The Manchester Millyard is known for its transformation from factories to a tech hub over the past century.
But for the past several years, developers have worked to fill a demand for housing in southern New Hampshire by converting commercial space into apartments. The trend is only expected to grow with the office real estate market in flux amid the COVID-19 pandemic.
Brady Sullivan Properties, which has successfully converted space in other mills across New England, wants to add another 61 apartments to the Jefferson Mill, 670 N. Commercial St. The building already has 34 apartments which hit the market last year.
The units at the Lofts at Jefferson Mill, which feature exposed brick and beams, wooden floors, vaulted ceilings and oversized windows, were filled quickly, said Arthur Sullivan, co-owner of Brady Sullivan.
“We had a little more vacancy coming up and we thought it would make sense to convert those to apartments as well,” Sullivan said. “It is really nothing new for us. Most of the mills that we own throughout New England have a mixed use of commercial and residential.”
The cost of the apartment project is estimated to be about $3.3 million, according to materials submitted to the planning board. The project requires a conditional-use permit from the board.
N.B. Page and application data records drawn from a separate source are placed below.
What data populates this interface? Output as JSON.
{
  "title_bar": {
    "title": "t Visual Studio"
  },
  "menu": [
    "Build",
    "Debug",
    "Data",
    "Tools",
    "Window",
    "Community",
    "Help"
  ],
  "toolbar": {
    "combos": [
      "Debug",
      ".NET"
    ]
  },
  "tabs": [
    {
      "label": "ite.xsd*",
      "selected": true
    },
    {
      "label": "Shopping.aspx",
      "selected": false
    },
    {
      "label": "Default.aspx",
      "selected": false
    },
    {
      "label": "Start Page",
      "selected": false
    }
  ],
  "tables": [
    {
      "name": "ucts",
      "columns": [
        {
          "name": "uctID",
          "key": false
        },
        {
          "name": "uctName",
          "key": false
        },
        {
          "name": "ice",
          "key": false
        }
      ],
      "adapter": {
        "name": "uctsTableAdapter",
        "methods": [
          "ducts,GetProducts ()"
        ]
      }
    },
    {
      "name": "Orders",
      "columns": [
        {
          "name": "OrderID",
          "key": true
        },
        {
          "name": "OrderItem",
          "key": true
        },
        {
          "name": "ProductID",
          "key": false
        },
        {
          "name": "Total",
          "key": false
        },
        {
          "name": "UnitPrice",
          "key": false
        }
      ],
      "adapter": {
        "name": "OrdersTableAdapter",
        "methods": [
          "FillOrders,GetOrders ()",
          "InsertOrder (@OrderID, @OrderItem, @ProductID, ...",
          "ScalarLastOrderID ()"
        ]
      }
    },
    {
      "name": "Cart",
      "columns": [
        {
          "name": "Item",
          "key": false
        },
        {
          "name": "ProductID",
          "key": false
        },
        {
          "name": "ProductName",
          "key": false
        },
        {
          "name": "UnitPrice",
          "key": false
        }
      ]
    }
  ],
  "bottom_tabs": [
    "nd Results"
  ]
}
The plans call for two one-bedroom units, 57 two-bedroom units and two three-bedroom units, which range from 943 square feet to 1,682 square feet. The lofts run $1,660 to $2,145 a month, according to the Brady Sullivan website.
In 2013, the company opened 110 high-end apartments at The Lofts at Mill No. 1 on Bedford Street and the Lofts at Mill West across the Merrimack River near Catholic Medical Center.
Real estate developer Ben Gamache is also converting commercial space at 62 Lowell St. and 540 Chestnut St. — on the other side of Elm Street from the Millyard — into apartments, nine- and 12-units respectively.
The conversion plans were in the works before the pandemic, Sullivan said.
“It is a reflection of where the market is in that there is a tremendous amount of demand for housing options across the board,” said Mike Skelton, president and CEO of the Greater Manchester Chamber of Commerce. “It is positive to see projects like this being proposed because they are going to bring more vibrancy, foot traffic and density to the central business district.”
The growth in housing helps draw people to entertainment venues, shops and restaurants downtown, he said. These sectors will need a lot of support to recover from the impacts of the pandemic, he said.
Southern New Hampshire could benefit from people looking to move, given employees now have more flexibility to work from home, Skelton said.
Keri Laman, owner of Tidewater Catering, operated Bayona Cafe out of the Jefferson Mill before the pandemic forced her to temporarily close. The business relies on foot traffic, mostly from the Millyard’s many businesses.
“We don’t want vacant spaces,” she said, which means the switch to more residential units is good news.
She has seen success from a mix of residents and workers at another one of her restaurants, Unity Cafe, at the Sundial Center off Queen City Avenue.
“There is sort of a new outlook for excitement in Manchester,” she said.
Brady Sullivan expects the apartment project to take about six to seven months to complete.
Tenants will take advantage of the proximity to Elm Street, Sullivan said.
“These are people who enjoy being outside, enjoy walking and being in the central business district,” he said. “It is a lifestyle.”